● **YOUR INSTRUCTIONS**
Would you please copy every line from the records that contains the word "JSON"?

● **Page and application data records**
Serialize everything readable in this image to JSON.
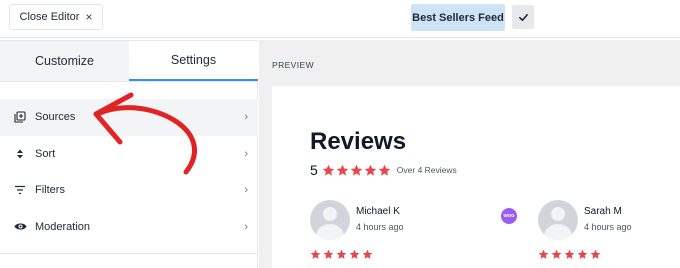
{
  "topbar": {
    "close_label": "Close Editor",
    "close_icon": "×",
    "feed_name": "Best Sellers Feed",
    "confirm_icon": "check-icon"
  },
  "sidebar": {
    "tabs": [
      {
        "label": "Customize",
        "active": false
      },
      {
        "label": "Settings",
        "active": true
      }
    ],
    "items": [
      {
        "label": "Sources",
        "icon": "sources-icon",
        "active": true
      },
      {
        "label": "Sort",
        "icon": "sort-icon",
        "active": false
      },
      {
        "label": "Filters",
        "icon": "filter-icon",
        "active": false
      },
      {
        "label": "Moderation",
        "icon": "eye-icon",
        "active": false
      }
    ],
    "chevron": "›"
  },
  "preview": {
    "label": "PREVIEW",
    "title": "Reviews",
    "rating_value": "5",
    "rating_stars": 5,
    "rating_count_text": "Over 4 Reviews",
    "reviews": [
      {
        "name": "Michael K",
        "time": "4 hours ago",
        "stars": 5
      },
      {
        "name": "Sarah M",
        "time": "4 hours ago",
        "stars": 5
      }
    ],
    "badge_text": "woo"
  },
  "colors": {
    "star": "#e5484d",
    "tab_underline": "#3a8ee6",
    "feed_badge_bg": "#cfe3f6",
    "woo_badge": "#9b5cf1",
    "arrow": "#e02424"
  }
}
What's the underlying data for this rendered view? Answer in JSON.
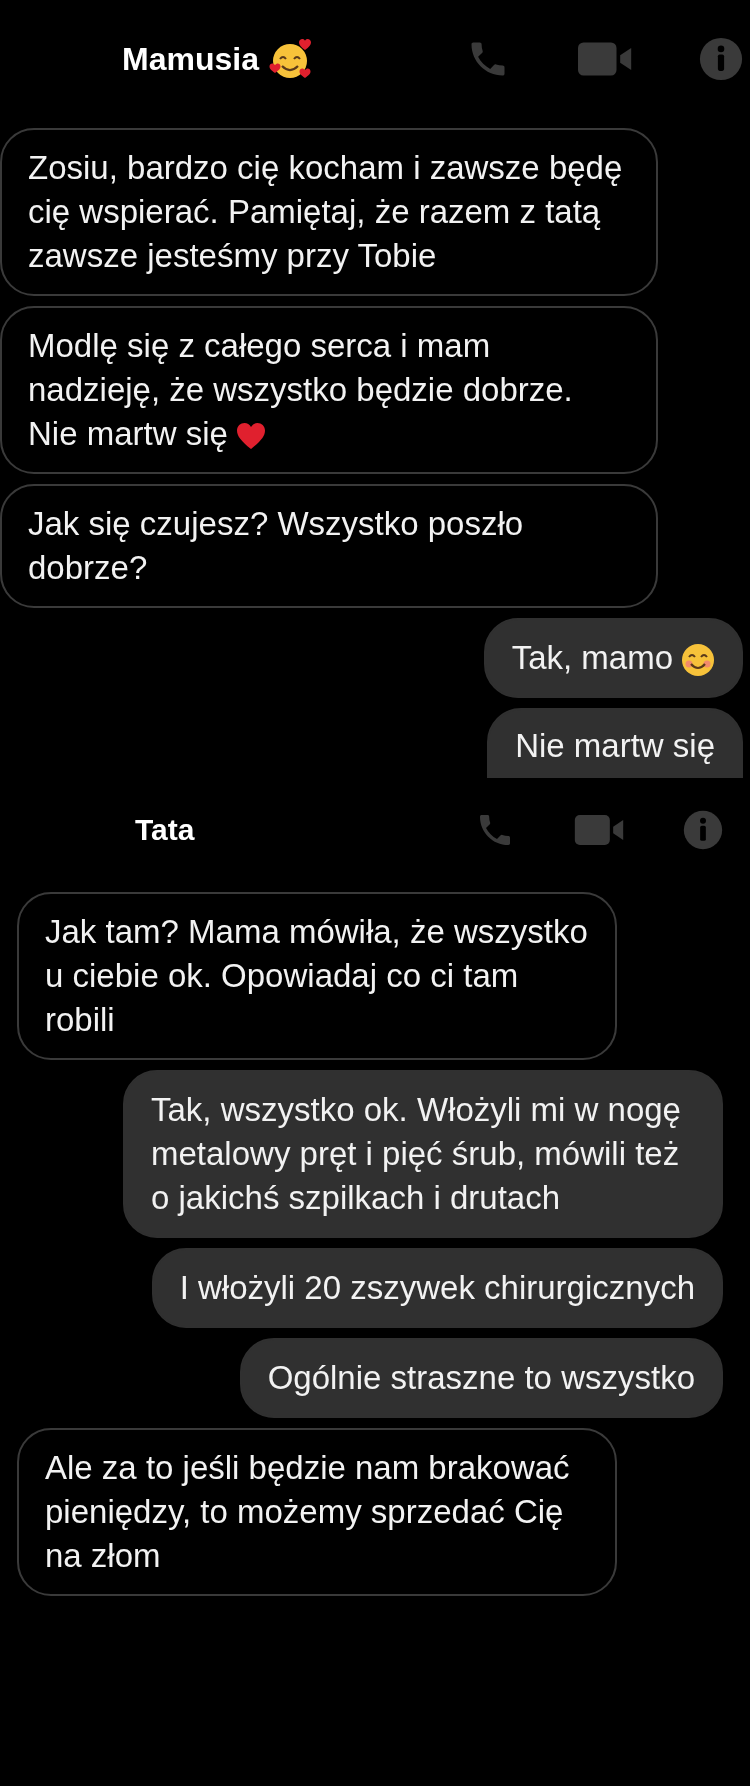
{
  "conversations": [
    {
      "contact": {
        "name": "Mamusia",
        "emoji": {
          "kind": "hearts-smile"
        }
      },
      "messages": [
        {
          "kind": "received",
          "text": "Zosiu, bardzo cię kocham i zawsze będę cię wspierać. Pamiętaj, że razem z tatą zawsze jesteśmy przy Tobie"
        },
        {
          "kind": "received",
          "text": "Modlę się z całego serca i mam nadzieję, że wszystko będzie dobrze. Nie martw się",
          "emoji": {
            "kind": "heart"
          }
        },
        {
          "kind": "received",
          "text": "Jak się czujesz? Wszystko poszło dobrze?"
        },
        {
          "kind": "sent",
          "text": "Tak, mamo",
          "emoji": {
            "kind": "smile"
          }
        },
        {
          "kind": "sent",
          "text": "Nie martw się",
          "cut": true
        }
      ]
    },
    {
      "contact": {
        "name": "Tata"
      },
      "messages": [
        {
          "kind": "received",
          "text": "Jak tam? Mama mówiła, że wszystko u ciebie ok. Opowiadaj co ci tam robili"
        },
        {
          "kind": "sent",
          "text": "Tak, wszystko ok. Włożyli mi w nogę metalowy pręt i pięć śrub, mówili też o jakichś szpilkach i drutach"
        },
        {
          "kind": "sent",
          "text": "I włożyli 20 zszywek chirurgicznych"
        },
        {
          "kind": "sent",
          "text": "Ogólnie straszne to wszystko"
        },
        {
          "kind": "received",
          "text": "Ale za to jeśli będzie nam brakować pieniędzy, to możemy sprzedać Cię na złom"
        }
      ]
    }
  ]
}
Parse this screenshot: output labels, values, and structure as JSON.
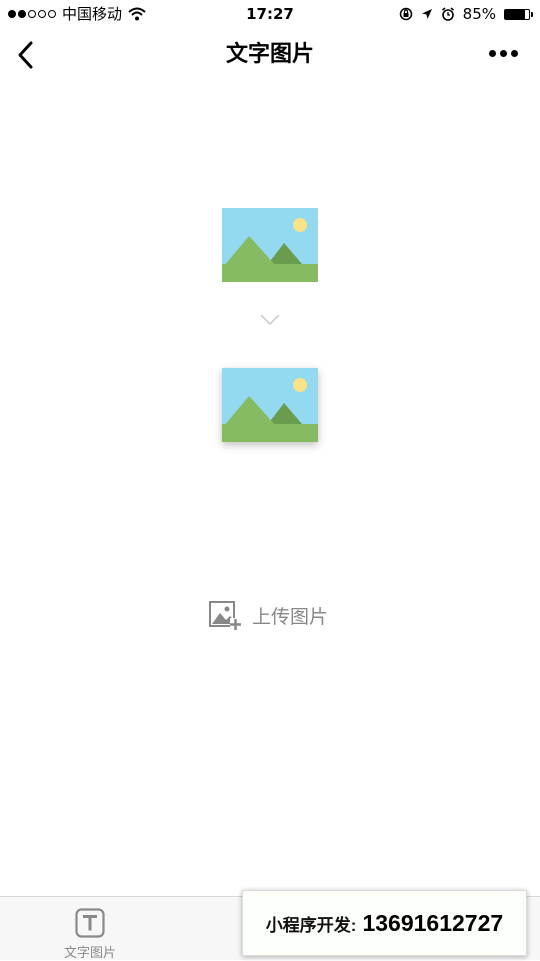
{
  "status_bar": {
    "carrier": "中国移动",
    "time": "17:27",
    "battery_percent": "85%",
    "battery_level": 0.85
  },
  "nav": {
    "title": "文字图片",
    "back_icon": "chevron-left-icon",
    "more_icon": "more-dots-icon"
  },
  "upload": {
    "label": "上传图片",
    "icon": "image-add-icon"
  },
  "tabs": [
    {
      "label": "文字图片",
      "icon": "text-t-icon",
      "active": true
    },
    {
      "label": "",
      "icon": "",
      "active": false
    },
    {
      "label": "",
      "icon": "",
      "active": false
    }
  ],
  "promo": {
    "label": "小程序开发:",
    "number": "13691612727"
  },
  "colors": {
    "sky": "#93d9ef",
    "grass": "#86bb62",
    "mountain_dark": "#6a9c4e",
    "sun": "#f8e28a",
    "muted_text": "#888888",
    "tab_bar_bg": "#f7f7f7"
  }
}
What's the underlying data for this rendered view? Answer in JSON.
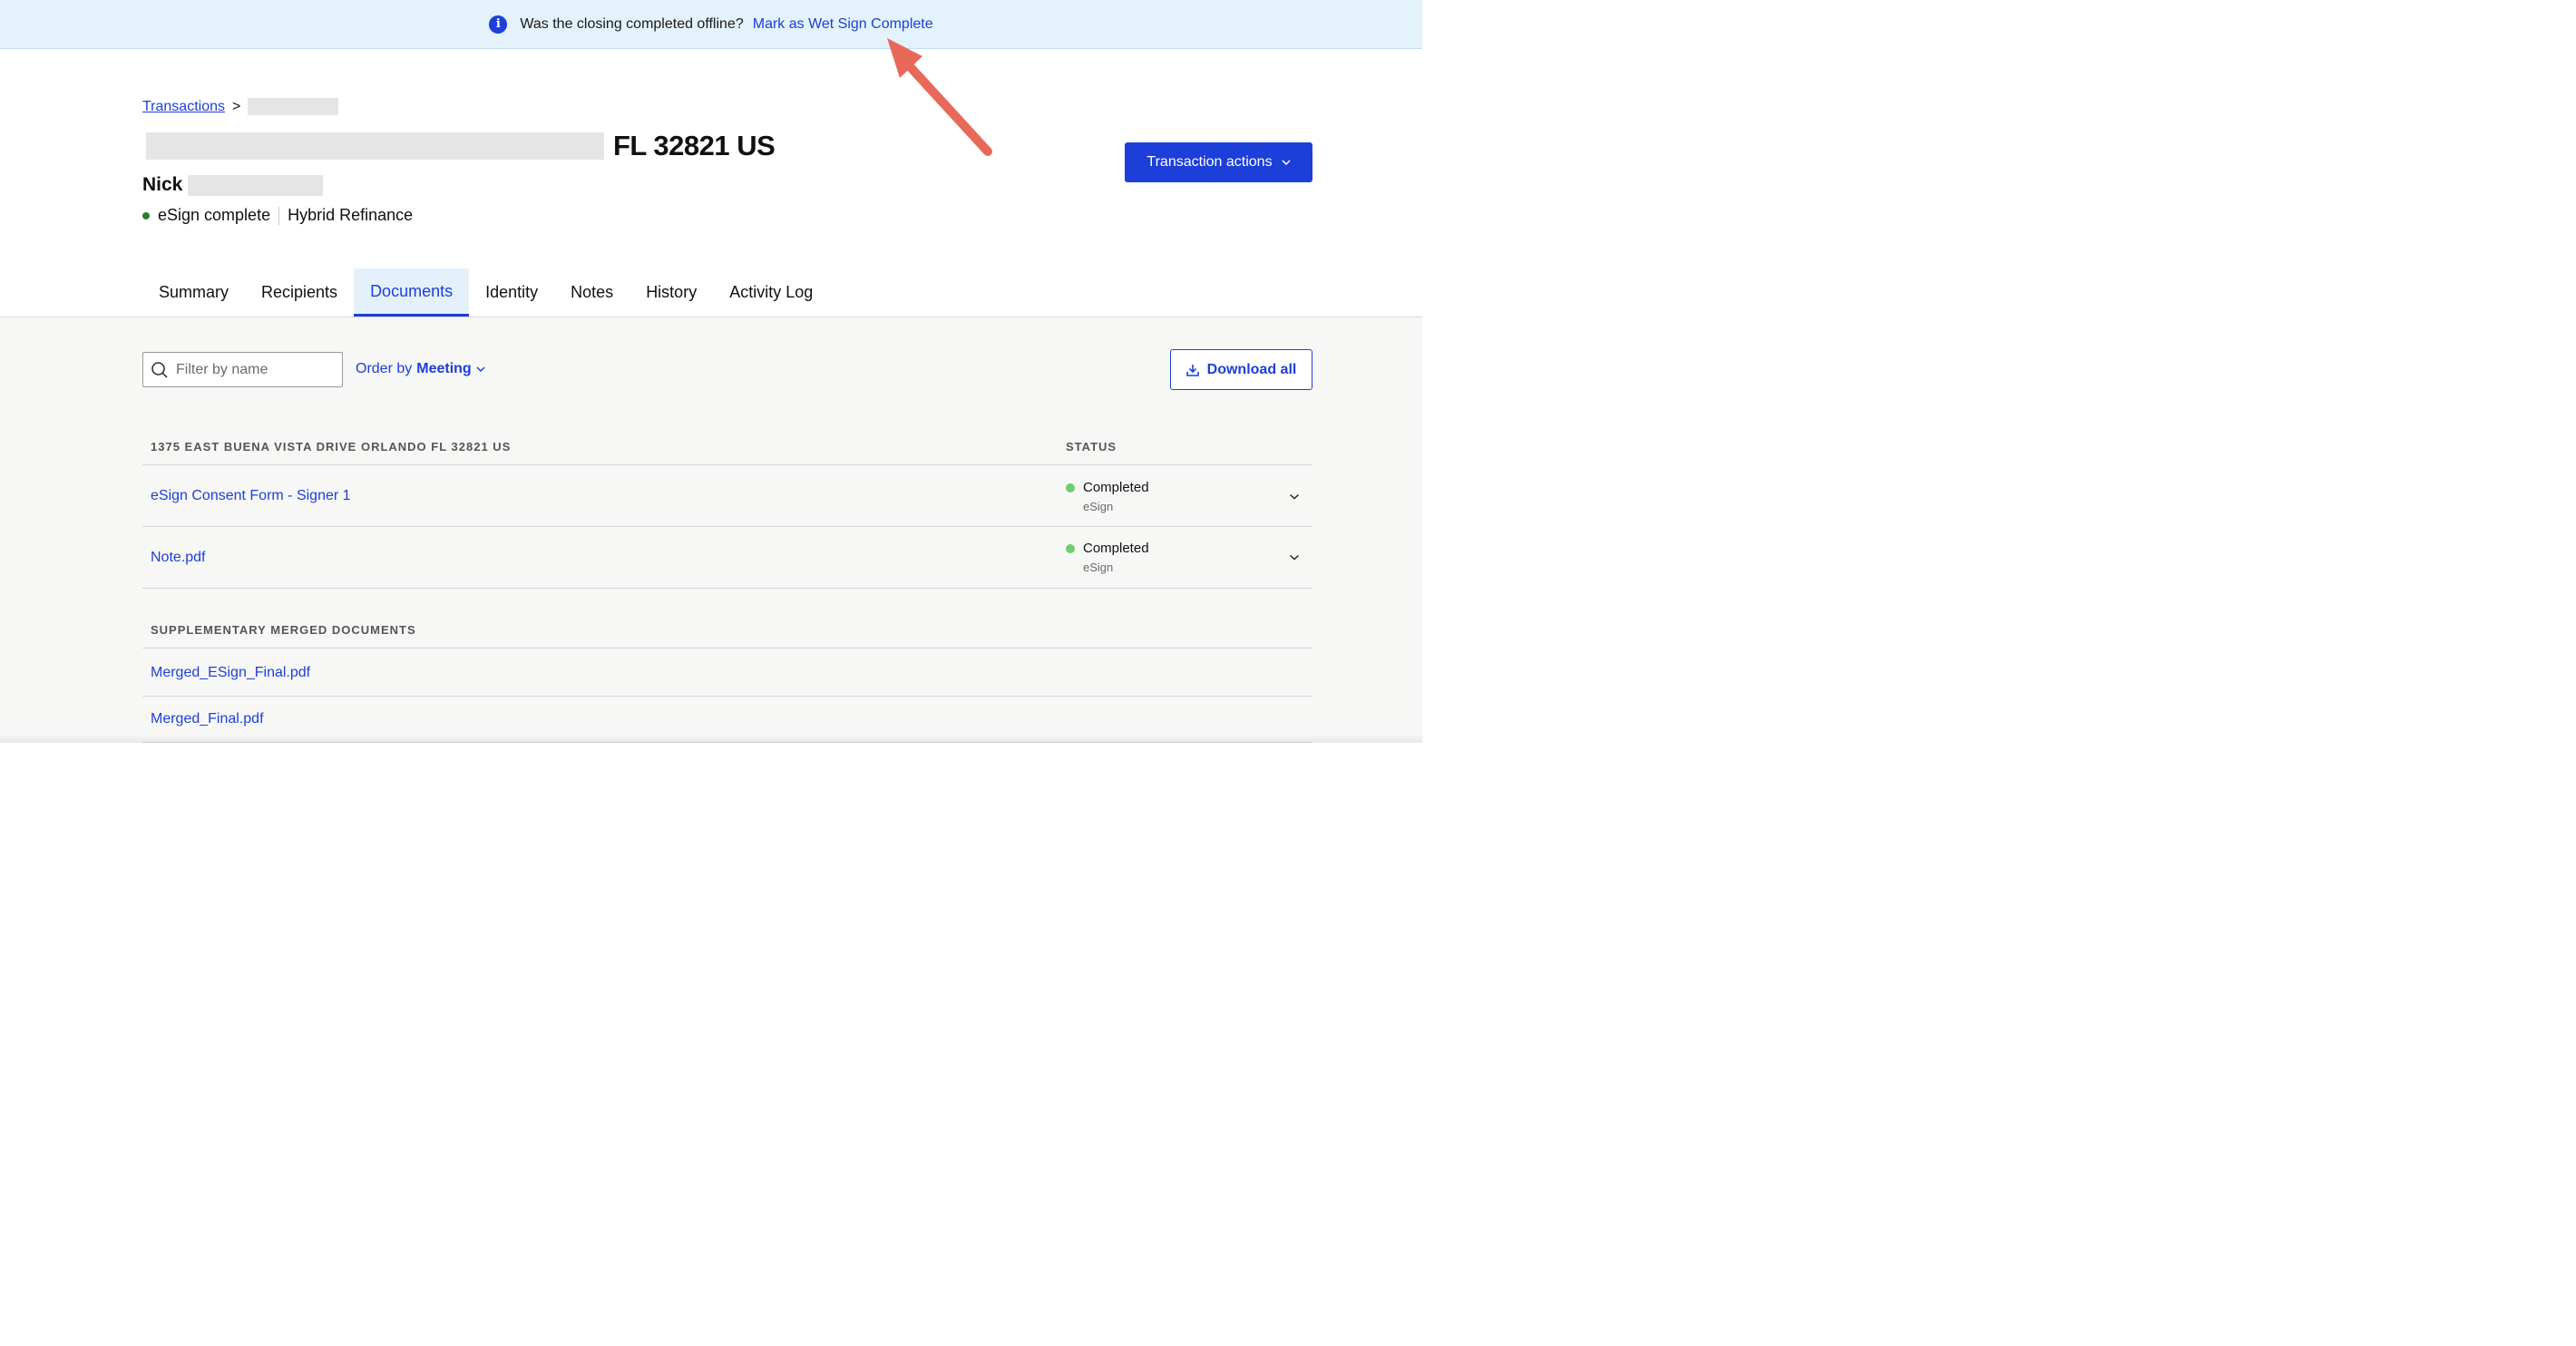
{
  "banner": {
    "question": "Was the closing completed offline?",
    "link": "Mark as Wet Sign Complete"
  },
  "breadcrumb": {
    "root": "Transactions",
    "separator": ">"
  },
  "transaction": {
    "title_suffix": "FL 32821 US",
    "signer_first_name": "Nick",
    "status": "eSign complete",
    "type": "Hybrid Refinance",
    "actions_label": "Transaction actions"
  },
  "tabs": [
    {
      "label": "Summary"
    },
    {
      "label": "Recipients"
    },
    {
      "label": "Documents"
    },
    {
      "label": "Identity"
    },
    {
      "label": "Notes"
    },
    {
      "label": "History"
    },
    {
      "label": "Activity Log"
    }
  ],
  "active_tab": "Documents",
  "toolbar": {
    "filter_placeholder": "Filter by name",
    "order_prefix": "Order by",
    "order_value": "Meeting",
    "download_label": "Download all"
  },
  "sections": [
    {
      "heading": "1375 EAST BUENA VISTA DRIVE ORLANDO FL 32821 US",
      "status_heading": "STATUS",
      "documents": [
        {
          "name": "eSign Consent Form - Signer 1",
          "status": "Completed",
          "method": "eSign"
        },
        {
          "name": "Note.pdf",
          "status": "Completed",
          "method": "eSign"
        }
      ]
    },
    {
      "heading": "SUPPLEMENTARY MERGED DOCUMENTS",
      "documents": [
        {
          "name": "Merged_ESign_Final.pdf"
        },
        {
          "name": "Merged_Final.pdf"
        }
      ]
    }
  ],
  "colors": {
    "accent": "#1c3fd9",
    "banner_bg": "#e3f2fb",
    "status_complete": "#6ccf6c",
    "annotation_arrow": "#e8695a"
  }
}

● **ANSWER BOX**
Serialize everything readable in this image to JSON.
What's the underlying data for this rendered view? Answer in JSON.
Parse this screenshot: output labels, values, and structure as JSON.
What's the underlying data for this rendered view? Answer in JSON.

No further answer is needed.